    Google Scholar 

  7. Gqaleni N, Moodley I, Kruger H, Ntuli A, McLeod H: Traditional and complementary medicine. South Africa Health Rev. 2007, 12: 175-188.

    Google Scholar 

  8. Kim DY, Park WB, Kang HC, Kim MJ, Park KH, Min B, Suh D, Lee HW, Jung SP, Chun M, Lee SN: Complementary and alternative medicine in the undergraduate medical curriculum: a survey of Korean medical schools. J Altern Complement Med. 2012, 18: 870-874. 10.1089/acm.2011.0179.

    Article  Google Scholar 

  9. Labhardt ND, Aboa SM, Manga E, Bensing JM, Langewitz W: Bridging the gap: how traditional healers interact with their patients. A comparative study in Cameroon. Trop Med Int Health. 2010, 15: 1099-1108.

    Google Scholar 

  10. Nahin RL, Barnes PM, Stussman BJ, Bloom B: Costs of complementary and alternative medicine (CAM) and frequency of visits to CAM practitioners: United States, 2007. National health statistics reports, No 18. 2008, Hyattsville, MD: National Center for Health Statistics

    Google Scholar 

  11. Nxumalo N, Alaba O, Harris B, Chersich M, Goudge J: Utilization of traditional healers in south africa and costs to patients: findings from a national household survey. J Public Health Policy. 2011, 32: 124-136.

    Article  Google Scholar 

  12. Peltzer K, Preez NF, Ramalagan S, Fomundam H: Use of traditional complementary and alternative medicine for HIV patients in KwaZulu-Natal, South Africa.
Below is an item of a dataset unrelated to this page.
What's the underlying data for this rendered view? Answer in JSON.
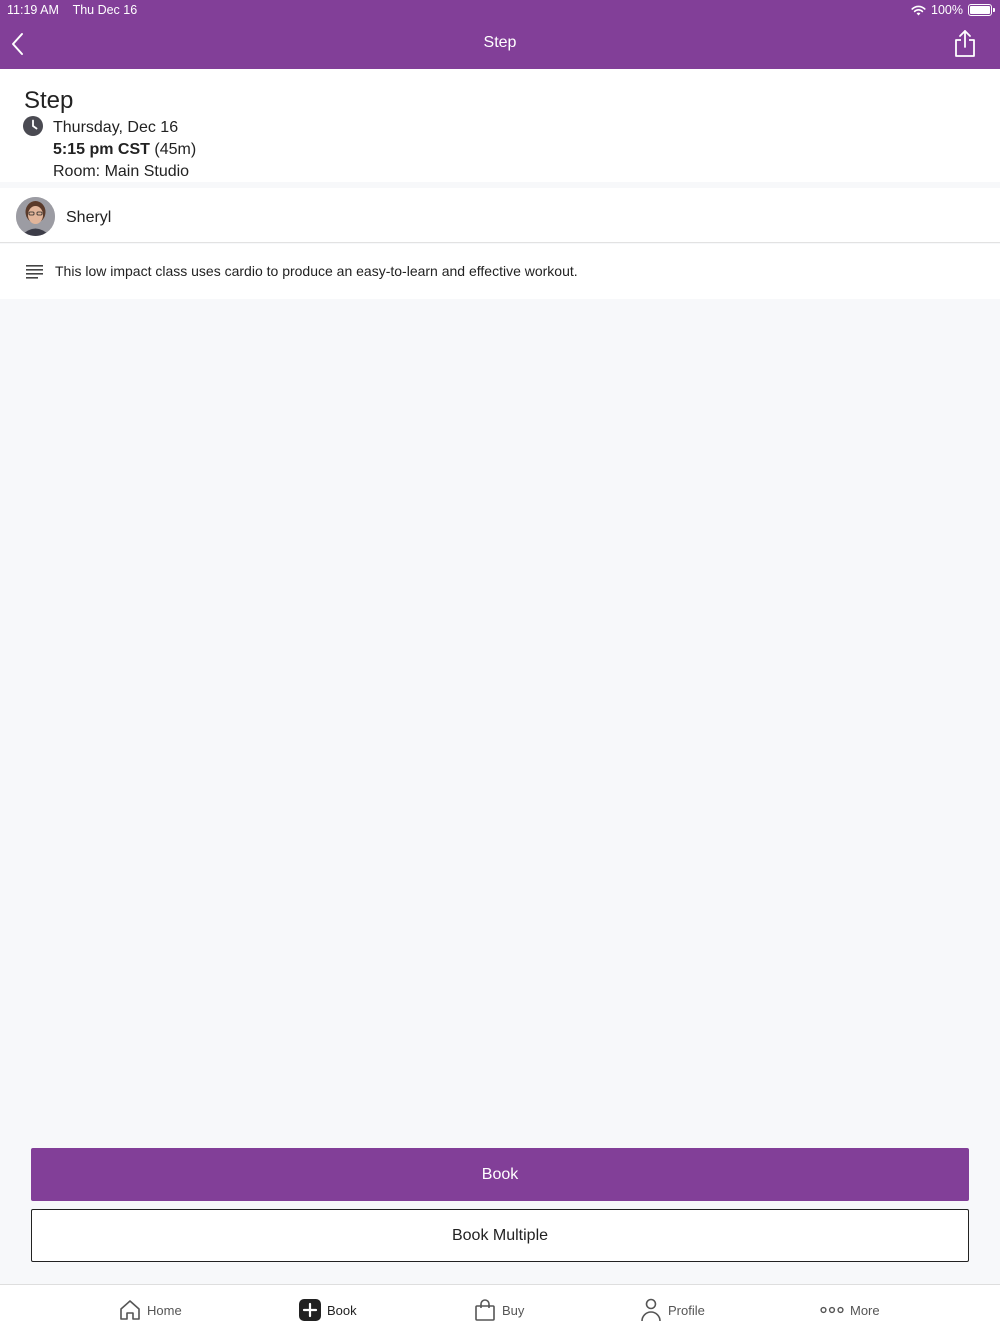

BMC Public Health. 2008, 8: 255-10.1186/1471-2458-8-255.

    Article  Google Scholar 

  13. Dantley ME: Uprooting and replacing positivism, the melting pot, multiculturalism, and other impotent notions in educational leadership through an African american perspective. Educ Urban Soc. 2002, 34: 334-352. 10.1177/0013124502034003004.

    Article  Google Scholar 

  14. Fenton MV, Morris DL: The integration of holistic nursing practices and complementary and alternative modalities into curricula of schools of nursing. Alt Therap Health Med. 2003, 9: 62-67.

    Google Scholar 

  15. Parliament of South Africa: Traditional health practitioners Act. Act No 22 of 2007, parliament of south africa, cape town, government gazette. 2007

    Google Scholar 

  16. Nick L: South Africa shows support for rural medicine. Lancet. 1995, 346: 344.

    Google Scholar 

  17. Reardon C, George G, Jimmyns C: The Mobility of Health professionals. 2011, Geneva: Final Report. International Organization for Migration

    Google Scholar 

  18. Mngqundaniso N, Peltzer K: Traditional healers and nurses: a qualitative study on their role on sexually transmitted infections including HIV and AIDS in KwaZulu-Natal, South Africa. Africa J Trad Complement Alt Med. 2008, 5: 380-386.

    Article  Google Scholar 

  19. Barrows HS, Tamblyn RM: Problem based learning: an approach to medical education. 1980, New York: Springer Publishing Company

    Google Scholar 

Pre-publication history

Download references


We would like to thank the Heads of School from the medical schools for their assistance and cooperation.

Author information

Authors and Affiliations


Corresponding author

Correspondence to Ethel Chitindingu.

Additional information

Competing interests

The authors declare that they have no competing interests.

Authors’ contributions

GG and JG designed the study. GG interpreted the analysis and planned the manuscript. EC undertook data collection and analysis and contributed to writing the manuscript. All authors wrote, read and approved the final manuscript.

Electronic supplementary material

Rights and permissions

This article is published under license to BioMed Central Ltd. This is an Open Access article distributed under the terms of the Creative Commons Attribution License (, which permits unrestricted use, distribution, and reproduction in any medium, provided the original work is properly credited.

Reprints and permissions

About this article

Cite this article

Chitindingu, E., George, G. & Gow, J. A review of the integration of traditional, complementary and alternative medicine into the curriculum of South African medical schools. BMC Med Educ 14, 40 (2014).

Download citation

  • Received:

  • Accepted:

  • Published:

  • DOI: